Extraordinary claims require extraordinary evidence. The claim that models can predict future climate is extraordinary; but instead of clear evidence, we are provided with confusing arguments and strange linguistic formations: rather than being told that "there is evidence that the models can predict future climate", we are being told that "there is considerable confidence that [the models] provide credible quantitative estimates of future climate, particularly at continental scales and above." What is "considerable confidence" and how far is it from certainty? Who is it that is considerably confident? What is "credible"? Does it merely mean plausible? What does "particularly at continental scales and above" mean? Does it mean "only at continental scales and above", as the quotation by Gavin Schmidt implies? Or does it mean "which is good at regional scales and even better at larger ones", as is implied by the IPCC's 94-page-long Chapter 11 [3], that is crammed with regional details?

A number of studies explain why the models are not credible (e.g. [4], [5]). But we have chosen, in this chapter, to only look at what IPCC says. The IPCC should have provided evidence that models do a decent job, and then we'd be able to start discussing on the merit of that evidence. But the IPCC, as you can see, has not provided any evidence. Rather than clear answers to clear questions, they have provided confusion and lawyerish language.

Next: The scientific consensus

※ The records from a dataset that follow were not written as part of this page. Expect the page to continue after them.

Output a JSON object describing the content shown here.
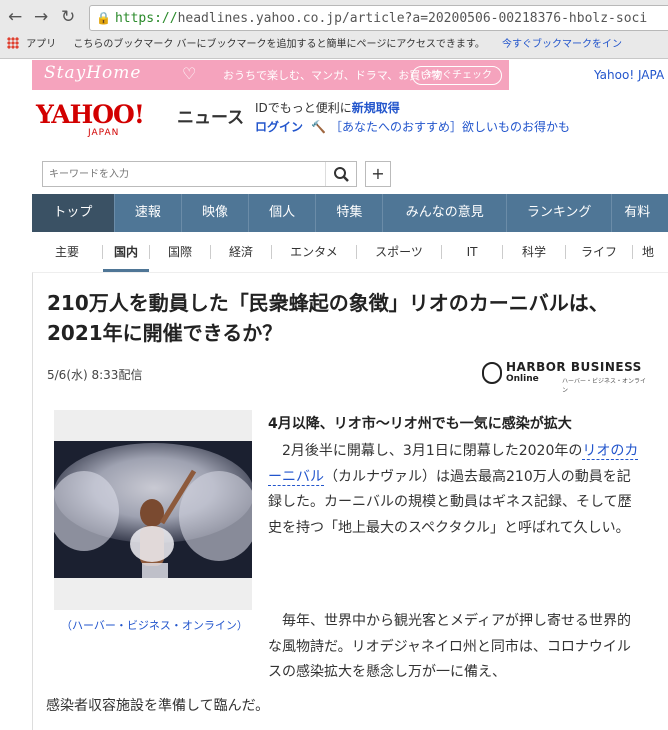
{
  "browser": {
    "url_scheme": "https://",
    "url_rest": "headlines.yahoo.co.jp/article?a=20200506-00218376-hbolz-soci",
    "bookmarks_apps": "アプリ",
    "bookmarks_info": "こちらのブックマーク バーにブックマークを追加すると簡単にページにアクセスできます。",
    "bookmarks_link": "今すぐブックマークをイン"
  },
  "banner": {
    "stay_home": "StayHome",
    "text": "おうちで楽しむ、マンガ、ドラマ、お買い物",
    "button": "今すぐチェック",
    "yahoo_japan": "Yahoo! JAPA"
  },
  "header": {
    "logo_main": "YAHOO!",
    "logo_sub": "JAPAN",
    "news": "ニュース",
    "id_text": "IDでもっと便利に",
    "register": "新規取得",
    "login": "ログイン",
    "recommend": "［あなたへのおすすめ］欲しいものお得かも"
  },
  "search": {
    "placeholder": "キーワードを入力"
  },
  "nav": [
    "トップ",
    "速報",
    "映像",
    "個人",
    "特集",
    "みんなの意見",
    "ランキング",
    "有料"
  ],
  "subnav": [
    "主要",
    "国内",
    "国際",
    "経済",
    "エンタメ",
    "スポーツ",
    "IT",
    "科学",
    "ライフ",
    "地"
  ],
  "article": {
    "title": "210万人を動員した「民衆蜂起の象徴」リオのカーニバルは、2021年に開催できるか？",
    "date": "5/6(水) 8:33配信",
    "publisher_name": "HARBOR BUSINESS",
    "publisher_online": "Online",
    "publisher_sub": "ハーバー・ビジネス・オンライン",
    "caption": "（ハーバー・ビジネス・オンライン）",
    "subhead": "4月以降、リオ市〜リオ州でも一気に感染が拡大",
    "p1_a": "　2月後半に開幕し、3月1日に閉幕した2020年の",
    "p1_link": "リオのカーニバル",
    "p1_b": "（カルナヴァル）は過去最高210万人の動員を記録した。カーニバルの規模と動員はギネス記録、そして歴史を持つ「地上最大のスペクタクル」と呼ばれて久しい。",
    "p2": "　毎年、世界中から観光客とメディアが押し寄せる世界的な風物詩だ。リオデジャネイロ州と同市は、コロナウイルスの感染拡大を懸念し万が一に備え、",
    "p3": "感染者収容施設を準備して臨んだ。"
  }
}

[1](1, 2, 3, 4) David A. Randall, Richard A. Wood, Sandrine Bony, Robert Colman, Thierry Fichefet, John Fyfe, Vladimir Kattsov, et al., "Climate models and their evaluation", in IPCC Fourth Assessment Report: Working Group I Report: "The Physical Science Basis", 2007;, accessed on 2009-04-22.
[2]G. Schmidt, “Hypothesis testing and long range memory,” RealClimate, 10 August 2008;, accessed on 2009-04-24.
[3](1, 2) Jens Hesselbjerg Christensen, Bruce Hewitson, Aristita Busuioc, Anthony Chen, Xuejie Gao, Isaac Held, Richard Jones, et al., "Regional Climate Projections", in IPCC Fourth Assessment Report: Working Group I Report: "The Physical Science Basis", 2007;, accessed on 2009-04-24.
[4]Patrick Frank, "A climate of belief", Skeptic 14(1), pp. 22―30, 2008; available at, accessed on 2009-04-06.
[5]D. Koutsoyiannis, A. Efstratiadis, N. Mamassis, and A. Christofides, "On the credibility of climate predictions," Hydrological Sciences Journal 53(4), pp. 671―684, 2008; available at, accessed on 2009-11-10.